There are certain extralegal methods of putting someone to death which the court can utilize in extreme situations. Regarding these punishments, the Chazon Ish rules (Yoreh De'a 2:16 s.v. Ve-nir'eh) that they can only be carried out at a time when God's providence is clearly felt by all. He explains that only during such a period would people appreciate that the punishment of the wicked is a means of correcting the evil in the world. However, in a period when clear Divine intervention is lacking, such punishments are perceived as violence and aggression. As a result, he rules that they are counterproductive, and therefore forbidden.

These two elements - being wary of hatred even when permitted, and instituting punishments only when they are perceived as corrective measures - bear important ramifications for our own society. For example, there are countless matters of dispute between the religious and secular communities in Israel today. It is important to understand the perspective and background of the secular groups in order to improve relations with them. Large segments of the religious community reject this approach, claiming that if they try to understand the other viewpoint, they will be influenced by it. However, in order to have any positive relationship with other Jews, it is important to recognize where they are coming from.

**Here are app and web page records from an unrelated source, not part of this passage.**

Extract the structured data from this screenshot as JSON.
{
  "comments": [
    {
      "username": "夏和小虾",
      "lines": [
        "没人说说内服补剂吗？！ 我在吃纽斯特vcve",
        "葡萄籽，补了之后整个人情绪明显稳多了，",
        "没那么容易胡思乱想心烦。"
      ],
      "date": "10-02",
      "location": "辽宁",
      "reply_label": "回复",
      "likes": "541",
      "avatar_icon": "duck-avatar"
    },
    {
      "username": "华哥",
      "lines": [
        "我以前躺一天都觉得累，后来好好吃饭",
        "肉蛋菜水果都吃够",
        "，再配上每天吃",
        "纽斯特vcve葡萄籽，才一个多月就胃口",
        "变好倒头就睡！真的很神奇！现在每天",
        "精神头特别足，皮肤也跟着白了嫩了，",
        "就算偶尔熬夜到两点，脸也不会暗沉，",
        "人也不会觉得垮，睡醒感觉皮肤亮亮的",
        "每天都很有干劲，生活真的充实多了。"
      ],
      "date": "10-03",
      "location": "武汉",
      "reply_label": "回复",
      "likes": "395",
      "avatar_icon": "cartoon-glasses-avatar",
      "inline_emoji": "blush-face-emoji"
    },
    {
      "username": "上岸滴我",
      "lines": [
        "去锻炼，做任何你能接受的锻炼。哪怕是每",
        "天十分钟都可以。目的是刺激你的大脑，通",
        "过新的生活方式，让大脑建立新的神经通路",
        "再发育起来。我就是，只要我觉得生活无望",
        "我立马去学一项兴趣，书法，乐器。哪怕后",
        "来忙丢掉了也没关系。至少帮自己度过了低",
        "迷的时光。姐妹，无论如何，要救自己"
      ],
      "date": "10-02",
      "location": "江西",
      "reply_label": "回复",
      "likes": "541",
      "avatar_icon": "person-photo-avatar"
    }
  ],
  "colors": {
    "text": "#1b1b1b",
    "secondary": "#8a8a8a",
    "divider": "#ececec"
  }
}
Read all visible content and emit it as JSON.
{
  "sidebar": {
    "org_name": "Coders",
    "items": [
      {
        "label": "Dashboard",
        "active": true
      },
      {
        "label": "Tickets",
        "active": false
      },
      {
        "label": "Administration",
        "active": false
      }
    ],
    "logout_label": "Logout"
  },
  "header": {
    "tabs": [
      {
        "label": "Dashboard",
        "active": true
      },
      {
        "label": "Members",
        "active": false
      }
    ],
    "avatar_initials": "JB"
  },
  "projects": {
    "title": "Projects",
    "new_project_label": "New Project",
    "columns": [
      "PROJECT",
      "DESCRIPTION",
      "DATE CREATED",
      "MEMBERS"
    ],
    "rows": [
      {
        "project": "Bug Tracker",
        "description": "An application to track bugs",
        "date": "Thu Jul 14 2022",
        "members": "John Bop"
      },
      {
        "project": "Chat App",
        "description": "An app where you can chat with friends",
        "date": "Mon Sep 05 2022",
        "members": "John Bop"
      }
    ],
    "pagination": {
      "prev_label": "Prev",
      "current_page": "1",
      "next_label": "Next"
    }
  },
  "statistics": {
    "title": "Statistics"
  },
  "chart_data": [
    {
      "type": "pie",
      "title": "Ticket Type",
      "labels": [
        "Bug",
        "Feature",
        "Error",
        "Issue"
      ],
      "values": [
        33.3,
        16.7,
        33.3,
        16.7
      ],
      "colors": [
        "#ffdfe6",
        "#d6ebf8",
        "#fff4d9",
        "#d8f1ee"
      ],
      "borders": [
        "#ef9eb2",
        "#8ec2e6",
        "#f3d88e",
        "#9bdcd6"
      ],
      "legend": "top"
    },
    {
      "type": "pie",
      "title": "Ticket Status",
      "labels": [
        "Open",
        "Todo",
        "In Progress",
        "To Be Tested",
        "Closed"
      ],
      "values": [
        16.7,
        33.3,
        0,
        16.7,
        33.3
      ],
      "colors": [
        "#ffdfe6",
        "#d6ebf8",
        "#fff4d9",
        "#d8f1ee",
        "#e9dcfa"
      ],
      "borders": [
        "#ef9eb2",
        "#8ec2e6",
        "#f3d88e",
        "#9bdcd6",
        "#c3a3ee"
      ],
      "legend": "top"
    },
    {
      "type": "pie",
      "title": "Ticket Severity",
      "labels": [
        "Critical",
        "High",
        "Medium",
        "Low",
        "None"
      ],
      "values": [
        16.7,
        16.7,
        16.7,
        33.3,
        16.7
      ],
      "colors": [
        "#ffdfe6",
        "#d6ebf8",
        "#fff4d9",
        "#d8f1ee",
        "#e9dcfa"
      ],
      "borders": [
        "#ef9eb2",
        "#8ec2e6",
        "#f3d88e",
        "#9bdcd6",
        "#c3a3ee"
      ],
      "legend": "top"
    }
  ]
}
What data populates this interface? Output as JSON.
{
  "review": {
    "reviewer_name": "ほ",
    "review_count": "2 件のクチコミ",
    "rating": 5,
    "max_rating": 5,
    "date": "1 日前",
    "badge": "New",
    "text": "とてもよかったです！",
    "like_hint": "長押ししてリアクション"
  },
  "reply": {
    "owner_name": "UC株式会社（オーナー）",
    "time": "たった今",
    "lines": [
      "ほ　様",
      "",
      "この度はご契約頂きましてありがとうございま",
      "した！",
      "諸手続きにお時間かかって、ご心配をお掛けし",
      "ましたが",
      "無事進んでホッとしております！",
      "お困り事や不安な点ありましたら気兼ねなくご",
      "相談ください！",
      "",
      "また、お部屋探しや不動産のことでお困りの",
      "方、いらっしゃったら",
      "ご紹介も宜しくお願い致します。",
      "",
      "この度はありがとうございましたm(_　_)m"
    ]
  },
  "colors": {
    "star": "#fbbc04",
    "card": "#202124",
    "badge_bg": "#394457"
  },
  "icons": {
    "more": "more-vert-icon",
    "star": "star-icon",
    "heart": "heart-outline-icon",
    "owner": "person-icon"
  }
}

It is impossible to judge people based solely upon their religious observance now. I am observant, but who knows what would have happened if I had grown up in a thoroughly secular environment? Does any one of us know or understand how God judges a person? Does anyone know that he will be rewarded simply by declaring himself religious? One must be wary of passing judgment on others, as you do not know what factors led to the person's current situation.

Beyond the issue of not judging, it is also important to approach issues which concern the secular community with an understanding of its perspective. For example, in the recent controversy regarding the closing of Bar Ilan Street in Jerusalem on Shabbat, I was asked to speak to the advisory committee. I told them that I thought that the road should be closed on Shabbat, but not because of the prohibition of people driving on Shabbat. I know full well that if this street is closed, the people will simply drive on another street. Nonetheless, I think that this is a reasonable demand - to ask people to modify their travel plans on Shabbat in order not to impose upon the atmosphere of a religious neighborhood. However, I explained that in the same vein I would not protest if those same Jews who do not keep Shabbat wanted to have theaters open on Shabbat.

People complained to me that such a statement implies recognition of non-observance of Shabbat. I responded that the secular Jews of Jerusalem live under constant pressures from the religious Jews, and that it is important that they feel able to continue living their lives. While it would certainly be ideal for them to be keeping Shabbat (and all other mitzvot), the way to change that is not through legislation with an iron fist. Meaningful change can only be effected through more pleasant means. There is often a desire and a need within the secular community for more Judaism. This need can be tapped into, but only through positive, corrective means (along the lines of what the Chazon Ish said), and not through punishments which are not accepted in the desired way.

 

(Originally delivered at seuda shelishit, Shabbat Parashat Kedoshim 5757.)